Up to 1 in 5 children have mental health issues: CDC
NEW YORK (Reuters) – Up to 20% of children in the United States have a mental disorder, and the number of children diagnosed with a mental disorder has been rising for more than a decade, according to a report on Thursday by the US Center for Disease Control and Prevention.
In the agency’s first-ever study of mental disorders in children aged 3 to 17, researchers found that childhood mental illnesses affect up to one in five children and cost $247 billion a year in fees medical, special education and juvenile justice.
Children with mental disorders – defined as “serious deviations from expected cognitive, social and emotional development” – often struggle to learn in school, make friends and form relationships later in life. life, according to the report.
They are more likely to have other chronic health conditions, such as asthma and diabetes, and are at risk of developing mental illnesses as adults.
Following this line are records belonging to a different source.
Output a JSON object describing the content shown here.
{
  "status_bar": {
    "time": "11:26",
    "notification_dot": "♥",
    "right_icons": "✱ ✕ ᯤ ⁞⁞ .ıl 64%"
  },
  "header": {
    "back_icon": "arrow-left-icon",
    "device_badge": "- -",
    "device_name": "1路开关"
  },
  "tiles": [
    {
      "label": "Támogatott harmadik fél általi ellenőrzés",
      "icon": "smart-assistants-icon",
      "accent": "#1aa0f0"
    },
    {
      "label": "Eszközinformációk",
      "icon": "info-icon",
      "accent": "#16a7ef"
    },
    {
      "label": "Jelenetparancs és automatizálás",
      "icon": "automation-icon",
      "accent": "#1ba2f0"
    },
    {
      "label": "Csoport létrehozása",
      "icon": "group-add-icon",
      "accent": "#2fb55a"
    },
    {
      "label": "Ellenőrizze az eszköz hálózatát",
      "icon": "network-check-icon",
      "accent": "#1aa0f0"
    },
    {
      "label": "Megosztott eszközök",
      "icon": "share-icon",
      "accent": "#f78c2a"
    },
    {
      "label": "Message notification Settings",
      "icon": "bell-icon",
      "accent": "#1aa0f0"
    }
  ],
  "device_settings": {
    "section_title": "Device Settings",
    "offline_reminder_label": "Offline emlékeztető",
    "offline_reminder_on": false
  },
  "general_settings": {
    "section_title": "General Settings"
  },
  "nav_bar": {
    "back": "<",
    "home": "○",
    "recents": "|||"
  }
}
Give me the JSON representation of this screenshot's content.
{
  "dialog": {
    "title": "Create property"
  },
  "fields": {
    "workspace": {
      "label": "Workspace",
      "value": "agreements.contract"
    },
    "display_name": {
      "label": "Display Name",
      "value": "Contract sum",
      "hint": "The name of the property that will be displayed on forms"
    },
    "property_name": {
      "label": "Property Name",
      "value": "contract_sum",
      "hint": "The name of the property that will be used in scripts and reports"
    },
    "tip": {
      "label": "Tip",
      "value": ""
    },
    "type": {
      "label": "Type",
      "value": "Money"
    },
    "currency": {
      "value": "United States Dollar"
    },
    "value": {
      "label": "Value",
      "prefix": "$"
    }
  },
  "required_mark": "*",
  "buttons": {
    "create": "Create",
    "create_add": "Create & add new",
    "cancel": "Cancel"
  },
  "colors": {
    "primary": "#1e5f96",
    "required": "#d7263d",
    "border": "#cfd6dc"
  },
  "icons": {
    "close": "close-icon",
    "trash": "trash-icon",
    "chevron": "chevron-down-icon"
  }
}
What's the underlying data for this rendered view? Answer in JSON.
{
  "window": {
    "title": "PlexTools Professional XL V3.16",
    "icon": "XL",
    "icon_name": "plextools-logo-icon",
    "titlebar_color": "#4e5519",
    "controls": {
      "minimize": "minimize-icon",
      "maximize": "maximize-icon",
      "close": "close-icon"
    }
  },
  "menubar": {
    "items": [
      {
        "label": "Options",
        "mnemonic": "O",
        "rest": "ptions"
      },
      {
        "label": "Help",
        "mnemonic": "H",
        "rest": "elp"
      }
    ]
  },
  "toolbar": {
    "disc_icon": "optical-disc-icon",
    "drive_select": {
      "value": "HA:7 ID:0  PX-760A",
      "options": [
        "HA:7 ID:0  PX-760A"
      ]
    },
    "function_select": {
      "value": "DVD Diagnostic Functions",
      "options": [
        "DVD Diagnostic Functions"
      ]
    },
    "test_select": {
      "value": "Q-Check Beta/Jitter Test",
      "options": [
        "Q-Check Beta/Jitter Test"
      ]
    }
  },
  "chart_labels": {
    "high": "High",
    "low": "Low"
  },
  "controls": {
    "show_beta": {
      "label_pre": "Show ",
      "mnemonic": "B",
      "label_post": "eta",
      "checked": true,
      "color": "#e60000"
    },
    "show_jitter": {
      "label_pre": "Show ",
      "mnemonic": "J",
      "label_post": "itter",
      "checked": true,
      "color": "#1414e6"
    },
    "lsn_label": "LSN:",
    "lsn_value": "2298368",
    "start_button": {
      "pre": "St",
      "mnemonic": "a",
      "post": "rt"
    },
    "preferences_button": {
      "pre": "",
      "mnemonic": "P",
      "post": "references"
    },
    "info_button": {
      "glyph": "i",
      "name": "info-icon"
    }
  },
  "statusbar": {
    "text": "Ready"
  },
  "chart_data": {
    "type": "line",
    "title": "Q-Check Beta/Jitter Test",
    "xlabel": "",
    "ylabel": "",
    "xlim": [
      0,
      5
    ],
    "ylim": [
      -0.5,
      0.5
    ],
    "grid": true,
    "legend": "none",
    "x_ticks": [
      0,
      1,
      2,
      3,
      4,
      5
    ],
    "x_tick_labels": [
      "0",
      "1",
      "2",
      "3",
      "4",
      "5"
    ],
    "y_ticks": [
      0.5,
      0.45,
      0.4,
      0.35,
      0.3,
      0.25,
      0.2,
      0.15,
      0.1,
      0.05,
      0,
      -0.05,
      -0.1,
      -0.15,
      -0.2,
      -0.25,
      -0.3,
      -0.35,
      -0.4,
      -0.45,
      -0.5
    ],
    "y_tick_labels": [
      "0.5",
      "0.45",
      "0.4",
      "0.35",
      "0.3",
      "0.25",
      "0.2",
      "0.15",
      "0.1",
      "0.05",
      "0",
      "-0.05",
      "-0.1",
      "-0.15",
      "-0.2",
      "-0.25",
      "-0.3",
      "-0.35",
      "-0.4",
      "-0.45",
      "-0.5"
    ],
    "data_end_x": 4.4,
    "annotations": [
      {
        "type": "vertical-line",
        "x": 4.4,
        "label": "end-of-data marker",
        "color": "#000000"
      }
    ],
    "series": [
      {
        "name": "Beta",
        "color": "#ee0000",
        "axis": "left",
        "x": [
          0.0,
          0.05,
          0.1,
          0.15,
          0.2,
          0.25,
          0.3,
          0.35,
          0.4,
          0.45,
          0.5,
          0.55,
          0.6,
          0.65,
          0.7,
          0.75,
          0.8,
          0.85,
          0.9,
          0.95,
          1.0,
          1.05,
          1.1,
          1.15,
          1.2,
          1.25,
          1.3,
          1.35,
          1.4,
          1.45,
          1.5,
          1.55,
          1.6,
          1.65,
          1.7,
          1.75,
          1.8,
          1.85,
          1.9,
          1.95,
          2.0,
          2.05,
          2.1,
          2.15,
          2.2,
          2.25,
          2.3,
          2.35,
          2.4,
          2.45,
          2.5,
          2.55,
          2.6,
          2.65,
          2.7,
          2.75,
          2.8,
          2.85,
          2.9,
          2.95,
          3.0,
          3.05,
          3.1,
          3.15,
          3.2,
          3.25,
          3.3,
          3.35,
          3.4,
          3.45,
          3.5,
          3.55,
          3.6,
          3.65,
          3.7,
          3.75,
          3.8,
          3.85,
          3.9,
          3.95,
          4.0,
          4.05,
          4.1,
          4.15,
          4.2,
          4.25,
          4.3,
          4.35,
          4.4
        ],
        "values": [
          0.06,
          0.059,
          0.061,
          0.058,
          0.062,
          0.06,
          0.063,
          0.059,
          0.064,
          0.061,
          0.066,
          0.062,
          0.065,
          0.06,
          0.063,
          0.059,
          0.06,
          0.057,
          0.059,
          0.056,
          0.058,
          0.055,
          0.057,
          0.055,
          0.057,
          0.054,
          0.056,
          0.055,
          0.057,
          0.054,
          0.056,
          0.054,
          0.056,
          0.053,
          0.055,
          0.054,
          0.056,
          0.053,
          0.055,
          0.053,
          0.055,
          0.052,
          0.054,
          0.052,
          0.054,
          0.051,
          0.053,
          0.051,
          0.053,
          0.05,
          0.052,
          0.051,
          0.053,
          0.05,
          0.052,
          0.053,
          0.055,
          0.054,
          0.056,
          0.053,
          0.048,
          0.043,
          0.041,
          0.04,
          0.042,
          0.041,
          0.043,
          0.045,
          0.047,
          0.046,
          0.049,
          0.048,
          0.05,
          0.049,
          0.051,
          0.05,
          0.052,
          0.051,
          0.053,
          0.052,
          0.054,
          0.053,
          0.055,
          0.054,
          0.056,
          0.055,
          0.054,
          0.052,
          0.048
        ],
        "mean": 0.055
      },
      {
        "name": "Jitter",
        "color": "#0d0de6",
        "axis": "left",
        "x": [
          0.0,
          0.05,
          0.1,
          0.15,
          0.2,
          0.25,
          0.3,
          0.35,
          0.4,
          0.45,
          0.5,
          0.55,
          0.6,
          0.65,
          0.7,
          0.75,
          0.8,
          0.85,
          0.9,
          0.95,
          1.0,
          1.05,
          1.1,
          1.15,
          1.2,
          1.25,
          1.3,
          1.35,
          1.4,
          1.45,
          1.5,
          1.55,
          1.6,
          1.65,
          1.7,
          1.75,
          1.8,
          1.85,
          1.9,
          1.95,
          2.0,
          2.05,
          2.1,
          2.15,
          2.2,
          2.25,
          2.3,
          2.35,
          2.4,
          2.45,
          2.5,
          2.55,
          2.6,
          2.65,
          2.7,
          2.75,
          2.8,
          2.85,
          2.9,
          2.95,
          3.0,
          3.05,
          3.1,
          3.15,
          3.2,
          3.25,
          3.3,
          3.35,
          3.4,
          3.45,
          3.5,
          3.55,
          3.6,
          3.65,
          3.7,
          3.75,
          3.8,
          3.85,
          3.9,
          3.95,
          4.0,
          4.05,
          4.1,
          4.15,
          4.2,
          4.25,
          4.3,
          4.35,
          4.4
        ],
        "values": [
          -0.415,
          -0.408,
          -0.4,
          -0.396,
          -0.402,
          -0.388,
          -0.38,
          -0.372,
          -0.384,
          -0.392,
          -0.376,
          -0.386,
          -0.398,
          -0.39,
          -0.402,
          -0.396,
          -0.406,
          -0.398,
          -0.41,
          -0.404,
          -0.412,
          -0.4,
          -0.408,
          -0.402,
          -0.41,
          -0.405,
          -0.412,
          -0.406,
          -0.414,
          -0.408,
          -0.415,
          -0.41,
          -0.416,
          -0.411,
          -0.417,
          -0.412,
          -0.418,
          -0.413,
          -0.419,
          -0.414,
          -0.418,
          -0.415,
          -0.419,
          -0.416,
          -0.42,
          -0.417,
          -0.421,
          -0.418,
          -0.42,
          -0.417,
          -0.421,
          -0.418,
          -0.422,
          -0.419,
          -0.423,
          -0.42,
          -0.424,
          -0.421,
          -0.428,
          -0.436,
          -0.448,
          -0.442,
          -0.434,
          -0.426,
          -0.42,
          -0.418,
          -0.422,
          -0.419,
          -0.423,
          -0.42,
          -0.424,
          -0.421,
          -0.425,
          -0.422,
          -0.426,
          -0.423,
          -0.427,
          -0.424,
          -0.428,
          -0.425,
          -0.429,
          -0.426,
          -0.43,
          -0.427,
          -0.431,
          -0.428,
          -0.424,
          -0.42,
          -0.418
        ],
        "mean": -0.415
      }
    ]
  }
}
“This is a deliberate effort by the CDC to show that mental health is a health issue. As with any health issue, the more attention we pay to it, the better. Parents take the lead. aware of the facts and talk to a medical professional about how their child learns, behaves and plays with other children,” Dr Ruth Peru, the study’s lead author, told Reuters.
“What is worrying is the number of families affected by these problems. But we can do something about it. Mental health issues are diagnosable, treatable, and people can recover and lead healthy lives,” Perou added.
The study cites data collected between 1994 and 2011 that show the number of children with mental disorders is increasing. The study stopped short of concluding why, but suggested improvements in diagnoses as a possible explanation
“Changes in estimated prevalence over time could be associated with actual change in prevalence, changes in case definition, changes in public perception of mental disorders, or improvements in diagnosis, which could be associated with changes in policies and access to health care,” the study said.
Peru told Reuters that more research was needed to determine the specific causes of mental disorders and that greater awareness could lead to increased diagnoses. A host of environmental factors, including chemical exposure and poverty, can also affect a child’s mental health, she said.
Lead, for example, is known to be “one of the biggest toxins impacting behavior and learning,” Peru said. According to the study, poor children are at a higher risk of developing certain conditions.
The most common mental health diagnosis, as reported by parents, was attention deficit/hyperactivity disorder (ADHD), which affects 6.8% of children. Behavioral problems (3.5%), anxiety, which consists mainly of fears and phobias (3%), depression (2.1%) and autism spectrum disorders (1.1%) were also common . Many of these disorders occur together, according to the report.
Boys were more likely to have most of the disorders listed, with the exception of depression and alcohol abuse, which affect more girls.
The study also noted that suicide, which can be precipitated by untreated mental illness, was the second leading cause of death (after accidents) among children aged 12 to 17.
The CDC report was based on several other studies that collected data and asked children and their caregivers about their diagnoses, habits, behaviors and other factors.
Reporting by Atossa Araxia Abrahamian; Editing by Daniel Trotta and Bob Burgdorfer